Written by Lisa Dickey, CNN
“The nurse is the first line of defense, the hardest-hit emergency response worker,” said Henry Bayer, a neuropsychologist who has worked in the emergency departments of Johns Hopkins Hospital in Baltimore, where he directs the hospital’s nurse disaster training and worked with Save the Children during the Ebola outbreak in West Africa. “And it’s one of the reasons this notion of a nurse as hero and as the first medical person to treat someone with Ebola is so deeply important in the U.S.”
Two-thirds of Ebola patients diagnosed in Africa between December 2013 and December 2014 lived with a third party, like a caregiver or neighbor. A nurse provides much of the care in this scenario — nursing the patient while minimizing transmission to others. Given that Ebola can spread through contact with the person’s sweat, saliva or other bodily fluids, “The door to the house is completely open,” Bayer said. “If the Ebola patient doesn’t pass, the other person will be much more vulnerable.”
In the case of the Dallas nurse, Amber Vinson, who first tested positive for Ebola on August 10, 2015, it took her until October 18 to be fully discharged from the hospital and returned to her job at ProHealth.
This tension between a nation’s nurses, exposed to the death of a life, and the American public’s lack of confidence in their ability to diagnose and treat these kinds of diseases, requires a deliberate response, Bayer said.
“You have to deal with that directly and honestly. You have to let the public know what you see happening,” he said. In the midst of the Ebola crisis, the Obama administration left it up to the U.S. Centers for Disease Control and Prevention (CDC) to raise the alarm and initiate the relief effort, according to a 2012 internal memo obtained by CNN. But the CDC at the time only had 53 staff specialists working in its Ebola response center, which made an “unacceptable” level of resources available.
In the end, despite these tensions, the Ebola crisis began as a local threat, without resources at all to effectively screen people in Dallas.
In the school nurse case, school administrators have been able to take swift and effective action, because this nurse — all American students — were in an isolated circumstance, where they would not have been cross-contaminated with anyone else, Bayer said.
To the “enemy” in this case, education needs to be designed for both genders, Bayer said.
When students walk into school in October, they already know about signs and symptoms of flu.

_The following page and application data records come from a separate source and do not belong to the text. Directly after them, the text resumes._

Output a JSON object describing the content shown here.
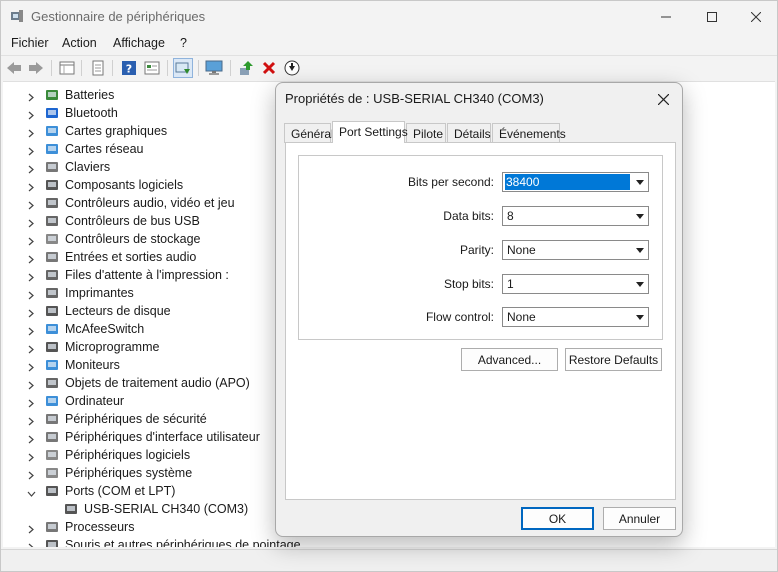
{
  "window": {
    "title": "Gestionnaire de périphériques"
  },
  "menu": [
    "Fichier",
    "Action",
    "Affichage",
    "?"
  ],
  "tree": {
    "items": [
      "Batteries",
      "Bluetooth",
      "Cartes graphiques",
      "Cartes réseau",
      "Claviers",
      "Composants logiciels",
      "Contrôleurs audio, vidéo et jeu",
      "Contrôleurs de bus USB",
      "Contrôleurs de stockage",
      "Entrées et sorties audio",
      "Files d'attente à l'impression :",
      "Imprimantes",
      "Lecteurs de disque",
      "McAfeeSwitch",
      "Microprogramme",
      "Moniteurs",
      "Objets de traitement audio (APO)",
      "Ordinateur",
      "Périphériques de sécurité",
      "Périphériques d'interface utilisateur",
      "Périphériques logiciels",
      "Périphériques système",
      "Ports (COM et LPT)"
    ],
    "expanded_child": "USB-SERIAL CH340 (COM3)",
    "after_items": [
      "Processeurs",
      "Souris et autres périphériques de pointage"
    ]
  },
  "dialog": {
    "title": "Propriétés de : USB-SERIAL CH340 (COM3)",
    "tabs": [
      "Général",
      "Port Settings",
      "Pilote",
      "Détails",
      "Événements"
    ],
    "active_tab": "Port Settings",
    "fields": {
      "bits_per_second": {
        "label": "Bits per second:",
        "value": "38400"
      },
      "data_bits": {
        "label": "Data bits:",
        "value": "8"
      },
      "parity": {
        "label": "Parity:",
        "value": "None"
      },
      "stop_bits": {
        "label": "Stop bits:",
        "value": "1"
      },
      "flow_control": {
        "label": "Flow control:",
        "value": "None"
      }
    },
    "advanced_button": "Advanced...",
    "restore_button": "Restore Defaults",
    "ok_button": "OK",
    "cancel_button": "Annuler"
  },
  "colors": {
    "selection": "#0078d7",
    "accent_border": "#0067c0"
  }
}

When they enter the doctor’s office, the routine medical visits come on as a given.
But when it comes to understanding the threat of Ebola, the same levels of understanding are lacking, the pediatrician said. Because of this, public school administrators need to start to raise their heads above the ranks of nurses and remind all employees how to recognize Ebola signs and immediately call 911 or a doctor. “If there was a nurse with Ebola inside a school, if a student sees the teacher with Ebola, students would know, ‘We better go get someone else because we’re in trouble here. We’re in a catastrophic moment.”
Yet clearly Ebola needs not even get past America’s train of thought. In France, a doctor has admitted himself to a medical facility for testing negative for Ebola. That seems to be the default response of France for infectious diseases. This is what happened with flu at the start of the current season, when school closed at the first sign of flu, and what the CDC said happened in Dallas.
Karen Koch, communications director for Save the Children, says America needs a larger public awareness effort to teach young Americans how to prevent and respond to Ebola, much like the one the World Health Organization in 2000 launched with the “Know Your Neighbor” campaign — the organization told every one of the world’s 5 million people to track someone who might have Ebola. This message is used today by many national health organizations in every country, including Save the Children.